It’s been a very long few weeks, and I’m looking forward to taking a few weeks off. I’ve been having a lot of fun doing a data migration from a CLARiiON CX3-40f and CX700 to a shiny, new CX4-960. To give you some background, instead of doing an EMC-supported data in place upgrade in August last year, we decided to buy another 4-960 (on top of the already purchased 4-960 upgrade kit) and migrate the data manually to the new array. The only minor probelm with this is that there’s about 100TB of data in various forms that I need to get on to the new array. Sucks to be me, but I am paid by the hour.
I started off by moving VMs from one cluster to the new array using sVMotion, as there was a requirement to be a bit non-disruptive where possible. Unfortunately, on the larger volumes attached to fileservers, I had a few problems. I’ll list them, just for giggles:
There were 3 800GB volumes and 5 500GB volumes and 1 300GB volume that had 0% free space on the VMFS. And I mean 0%, not 5MB or 50MB, 0%. So that’s not cool for a few reasons. ESX likes to update journaling data on VMFS, because it’s a journaling filesystem. If you don’t give it space to do this, it can’t do it, and you’ll find volumes start to get remounted with very limited writeability. If you try to storage VMotion these volumes, you’ll again be out of luck, as it wants to keep a dmotion file on the filesystem to track any changes to the vmdk file while the migration is happening. I found my old colleague Leo’s post to be helpful when a few migrations fail, but unfortunately the symptoms he described were not the same as mine, in my case the VMs fell over entirely. More info from VMware can be had here.

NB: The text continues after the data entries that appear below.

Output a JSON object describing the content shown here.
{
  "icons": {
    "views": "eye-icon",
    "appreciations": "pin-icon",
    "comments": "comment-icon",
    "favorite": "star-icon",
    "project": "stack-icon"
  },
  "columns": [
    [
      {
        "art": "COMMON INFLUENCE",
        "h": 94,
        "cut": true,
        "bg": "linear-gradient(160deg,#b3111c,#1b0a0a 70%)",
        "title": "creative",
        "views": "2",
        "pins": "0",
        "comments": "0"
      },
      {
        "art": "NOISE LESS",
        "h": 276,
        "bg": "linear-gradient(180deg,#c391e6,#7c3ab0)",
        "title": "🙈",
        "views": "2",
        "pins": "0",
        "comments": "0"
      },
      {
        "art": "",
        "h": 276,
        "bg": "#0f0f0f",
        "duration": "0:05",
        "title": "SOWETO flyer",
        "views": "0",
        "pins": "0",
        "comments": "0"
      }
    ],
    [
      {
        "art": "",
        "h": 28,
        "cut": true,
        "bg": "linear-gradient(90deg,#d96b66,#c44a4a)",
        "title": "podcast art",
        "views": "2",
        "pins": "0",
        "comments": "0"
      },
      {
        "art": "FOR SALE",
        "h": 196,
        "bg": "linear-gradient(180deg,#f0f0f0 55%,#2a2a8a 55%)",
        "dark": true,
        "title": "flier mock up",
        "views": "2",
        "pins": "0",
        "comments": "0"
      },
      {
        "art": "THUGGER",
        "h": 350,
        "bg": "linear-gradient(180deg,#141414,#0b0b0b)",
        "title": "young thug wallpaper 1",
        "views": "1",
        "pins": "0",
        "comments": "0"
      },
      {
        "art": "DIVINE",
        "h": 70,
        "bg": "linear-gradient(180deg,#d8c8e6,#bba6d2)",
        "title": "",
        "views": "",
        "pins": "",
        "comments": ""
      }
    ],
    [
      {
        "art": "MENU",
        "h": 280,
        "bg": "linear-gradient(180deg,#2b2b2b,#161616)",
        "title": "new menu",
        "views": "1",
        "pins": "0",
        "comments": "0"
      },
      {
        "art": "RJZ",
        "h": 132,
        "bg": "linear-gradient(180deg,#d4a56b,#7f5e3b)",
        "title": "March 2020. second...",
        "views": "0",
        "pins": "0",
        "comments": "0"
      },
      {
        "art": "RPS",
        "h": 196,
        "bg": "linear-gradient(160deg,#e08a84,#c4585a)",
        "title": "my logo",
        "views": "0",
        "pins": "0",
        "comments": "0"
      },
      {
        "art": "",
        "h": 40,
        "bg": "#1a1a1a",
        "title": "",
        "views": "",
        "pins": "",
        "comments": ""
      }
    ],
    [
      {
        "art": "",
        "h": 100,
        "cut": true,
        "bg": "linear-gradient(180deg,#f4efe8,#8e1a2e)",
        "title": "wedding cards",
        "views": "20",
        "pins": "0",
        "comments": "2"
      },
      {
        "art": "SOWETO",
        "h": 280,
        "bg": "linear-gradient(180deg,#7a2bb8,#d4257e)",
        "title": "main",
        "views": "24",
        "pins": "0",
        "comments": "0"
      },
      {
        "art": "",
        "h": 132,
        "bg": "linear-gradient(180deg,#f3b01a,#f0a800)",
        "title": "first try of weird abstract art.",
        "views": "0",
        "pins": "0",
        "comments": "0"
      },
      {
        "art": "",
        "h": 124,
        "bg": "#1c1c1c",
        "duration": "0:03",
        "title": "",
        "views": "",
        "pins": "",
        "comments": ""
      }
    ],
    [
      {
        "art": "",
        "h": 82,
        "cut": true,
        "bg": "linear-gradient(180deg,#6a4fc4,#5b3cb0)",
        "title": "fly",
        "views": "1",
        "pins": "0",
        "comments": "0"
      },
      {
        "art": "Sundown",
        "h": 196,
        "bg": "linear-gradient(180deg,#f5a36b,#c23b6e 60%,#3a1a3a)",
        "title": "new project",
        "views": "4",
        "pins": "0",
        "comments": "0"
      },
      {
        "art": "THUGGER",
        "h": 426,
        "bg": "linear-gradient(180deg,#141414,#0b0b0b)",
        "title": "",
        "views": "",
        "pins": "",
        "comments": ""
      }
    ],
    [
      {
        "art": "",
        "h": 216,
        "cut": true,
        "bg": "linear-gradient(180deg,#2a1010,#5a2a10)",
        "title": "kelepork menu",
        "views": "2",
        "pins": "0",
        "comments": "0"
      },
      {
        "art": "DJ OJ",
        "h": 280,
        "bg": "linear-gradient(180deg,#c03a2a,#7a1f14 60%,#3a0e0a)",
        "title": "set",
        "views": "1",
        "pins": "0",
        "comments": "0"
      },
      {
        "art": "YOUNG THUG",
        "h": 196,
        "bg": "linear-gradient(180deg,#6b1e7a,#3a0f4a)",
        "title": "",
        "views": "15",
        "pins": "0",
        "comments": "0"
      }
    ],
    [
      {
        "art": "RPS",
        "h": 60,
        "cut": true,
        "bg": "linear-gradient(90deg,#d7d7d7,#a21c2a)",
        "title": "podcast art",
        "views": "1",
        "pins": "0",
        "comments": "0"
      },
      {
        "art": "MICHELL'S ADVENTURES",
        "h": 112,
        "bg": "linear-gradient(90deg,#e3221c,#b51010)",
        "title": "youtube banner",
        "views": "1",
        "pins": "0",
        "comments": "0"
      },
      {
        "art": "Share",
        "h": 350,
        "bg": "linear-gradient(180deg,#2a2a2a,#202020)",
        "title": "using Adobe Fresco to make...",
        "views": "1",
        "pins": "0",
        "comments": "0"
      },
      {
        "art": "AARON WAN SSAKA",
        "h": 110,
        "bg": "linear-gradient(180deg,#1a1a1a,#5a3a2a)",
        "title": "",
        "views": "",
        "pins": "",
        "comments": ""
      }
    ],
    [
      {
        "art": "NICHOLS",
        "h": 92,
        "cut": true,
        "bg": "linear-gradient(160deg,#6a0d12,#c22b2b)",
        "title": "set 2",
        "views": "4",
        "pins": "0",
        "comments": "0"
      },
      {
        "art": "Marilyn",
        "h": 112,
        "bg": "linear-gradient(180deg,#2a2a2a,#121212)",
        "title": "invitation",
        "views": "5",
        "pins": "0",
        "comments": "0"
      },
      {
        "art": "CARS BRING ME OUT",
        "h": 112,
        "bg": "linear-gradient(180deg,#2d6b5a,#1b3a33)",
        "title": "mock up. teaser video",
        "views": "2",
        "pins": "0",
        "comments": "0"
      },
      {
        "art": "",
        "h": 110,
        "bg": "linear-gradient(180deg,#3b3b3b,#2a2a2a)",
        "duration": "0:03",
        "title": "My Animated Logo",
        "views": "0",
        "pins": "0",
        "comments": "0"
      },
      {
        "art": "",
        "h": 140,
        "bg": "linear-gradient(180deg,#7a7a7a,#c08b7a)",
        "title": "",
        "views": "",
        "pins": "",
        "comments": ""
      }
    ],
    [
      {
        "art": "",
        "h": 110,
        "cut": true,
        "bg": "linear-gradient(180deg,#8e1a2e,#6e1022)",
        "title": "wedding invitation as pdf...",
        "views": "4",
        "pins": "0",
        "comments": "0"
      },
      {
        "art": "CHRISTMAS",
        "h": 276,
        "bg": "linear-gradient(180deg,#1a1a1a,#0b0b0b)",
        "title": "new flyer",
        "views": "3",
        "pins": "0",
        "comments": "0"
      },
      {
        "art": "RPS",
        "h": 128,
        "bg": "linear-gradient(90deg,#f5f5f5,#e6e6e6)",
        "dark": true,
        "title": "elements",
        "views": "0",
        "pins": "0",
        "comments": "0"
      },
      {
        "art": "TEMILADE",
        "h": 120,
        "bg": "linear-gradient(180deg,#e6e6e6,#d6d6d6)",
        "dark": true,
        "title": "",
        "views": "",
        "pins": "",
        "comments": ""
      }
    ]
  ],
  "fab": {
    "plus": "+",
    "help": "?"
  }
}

If you want to move just a single volume, you try your luck with this method, which I’ve used successfully before. But I was tired, and wanted to use vmkfstools since I already had an unexpected outage and had to get something sorted.
The problem with vmkfstools is that there’s no restartable copy option – as far as I know. So when you get 80% through a 500GB file and it fails, well, that’s 400GB of pointless copying and time you’ll never get back. Multiply that out over 3 800GB volumes and a few ornery 500GB vmdks and you’ll start to get a picture of what kind of week I had.
After suffering through a number of failures, I ended up taking one node out of the 16-node cluster and placing it and its associated datastores (the ones I needed to migrate) in their own Navisphere storage group. That way, there’d be no “busy-ness” affecting the migration process (we had provisioned about 160 LUNs to the cluster at this stage and we were, obviously, getting a few “SCSI reservation conflicts” and “resource temporarily unavailable” issues). This did the trick, and I was able to get some more stuff done. now there’s only about 80TB to go before the end of April. Fun times.
And before you ask why didn’t I use SAN Copy? I don’t know, I suppose I’ve never had the opportunity to test it with ESX, and while I know that underlying technology is the same as MirrorView, I just really didn’t feel I was in a position to make that call. I probably should have just done it, but I didn’t really expect that I’d have as much trouble as I did with sVMotion and / or vmkfstools. So there you go.